The sale for $125 million in cash, announced in June, would have put Hutchison back in charge of the telecoms company it founded in 1997 but sold to Israeli holding company Scailex in 2009 for $1.38 billion.
Since the sale, Israel’s mobile phone market has faced cut-throat competition partly from de-regulation that has put pressure on Partner’s earnings and share price.
The Israeli government has forced mobile operators to slash fees they charge each other to connect calls and to scrap exit fines for customers. It also issued new licenses to create more competition and lower prices.
Hutchison sold its Partner stake for $17.50 a share three years ago. The Nasdaq-listed shares closed at $3.81 on Monday.
The Hong Kong company had also agreed to extend repayment of the $300 million loan it made to Scailex under the original deal by three years to April 2017.
Scailex said it could not at this time assess the impact of the deal's termination on its business, results and securities.
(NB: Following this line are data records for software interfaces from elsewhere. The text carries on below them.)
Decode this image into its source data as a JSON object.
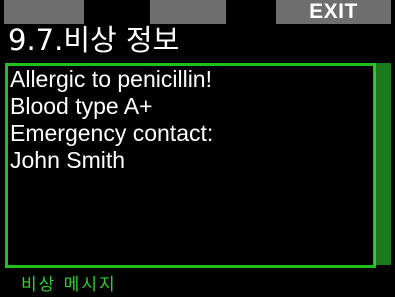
{
  "softkeys": {
    "left_label": "",
    "middle_label": "",
    "right_label": "EXIT"
  },
  "header": {
    "title": "9.7.비상 정보"
  },
  "message": {
    "lines": [
      "Allergic to penicillin!",
      "Blood type A+",
      "Emergency contact:",
      "John Smith"
    ]
  },
  "footer": {
    "label": "비상 메시지"
  },
  "colors": {
    "background": "#000000",
    "text": "#ffffff",
    "accent_green": "#1fbf1f",
    "softkey_gray": "#6e6e6e"
  }
}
For a statement clicks here (Reporting by Tova Cohen and Donny Kwok; editing by John Mair and Jason Neely)